Concent: Preliminary titles

Margrete Syrstad Andås: “Meaning before iconography. The pre-iconographical level in the interpretation of imagery”

Rognald Bergesen: “Iconology and quadriga

Jan von Bonsdorff: “Representations of clouds, fog, and motion blur: Staging pictorial conventions”

Ragnhild Bø: “Looking at the ladies. Representations of Jeanne de France, the Virgin, and St. Anne in the Lamoignon Hours, ca. 1415”

Ingvild Flaskerud: “When iconography meets etnography: Methodological and theoretical reflection on the study of contemporary iconography in Shia Islam”

Kjartan Hauglid: “Islam and Romanesque architectural decoration in the 11th century”

Martin Wangsgaard Jürgensen: “Image and space – liturgy and iconography”

Søren Kaspersen: “Iconography and anthropology: A re-evaluation of the Panofskian model with a philosophic-anthropological approach”

Hans Henrik Lohfert Jørgensen: “The multimodality of medieval imagery:
Towards an intermedial and intersensorial concept of image”

Henning Laugerud: “Memories of symbols – the symbols of memory. Iconology and/as mnemology”

Lena Liepe: “Iconography, iconology and the locus of meaning in medieval art: Two hundred years of scholarship”

Maria Husabø Oen: “Image – body – vision: Imagery and visuality in St. Birgitta’s world”

Laura Katrine Skinnebach: “Iconology, the Period Eye and the Episteme”

Elina Räsänen: “Subject of representation: Art in late-medieval imagery”

Margrethe C. Stang: “A saint and his dragon: An iconographical problem”

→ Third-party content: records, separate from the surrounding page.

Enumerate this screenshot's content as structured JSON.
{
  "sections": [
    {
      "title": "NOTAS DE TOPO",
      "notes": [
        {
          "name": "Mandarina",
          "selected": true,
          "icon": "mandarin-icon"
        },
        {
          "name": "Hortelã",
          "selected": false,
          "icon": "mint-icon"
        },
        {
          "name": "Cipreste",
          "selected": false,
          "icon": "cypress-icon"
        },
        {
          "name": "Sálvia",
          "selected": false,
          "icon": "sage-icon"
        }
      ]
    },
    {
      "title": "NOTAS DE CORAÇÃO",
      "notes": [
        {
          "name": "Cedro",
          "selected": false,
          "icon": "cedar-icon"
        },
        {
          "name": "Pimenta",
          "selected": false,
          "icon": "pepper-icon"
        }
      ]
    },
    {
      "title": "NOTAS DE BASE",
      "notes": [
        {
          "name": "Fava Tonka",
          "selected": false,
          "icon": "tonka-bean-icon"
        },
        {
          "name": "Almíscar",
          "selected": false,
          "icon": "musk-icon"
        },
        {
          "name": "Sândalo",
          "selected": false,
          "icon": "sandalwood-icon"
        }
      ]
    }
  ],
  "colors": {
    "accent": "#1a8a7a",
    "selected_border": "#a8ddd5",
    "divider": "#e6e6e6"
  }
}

Karin Ådahl: “The iconography of the Shah u Gada: Reading the miniature paintings of a sixteenth century Persian Poem”

Kristin Bliksrud Aavitsland: “The power of powerless images in early Protestant culture”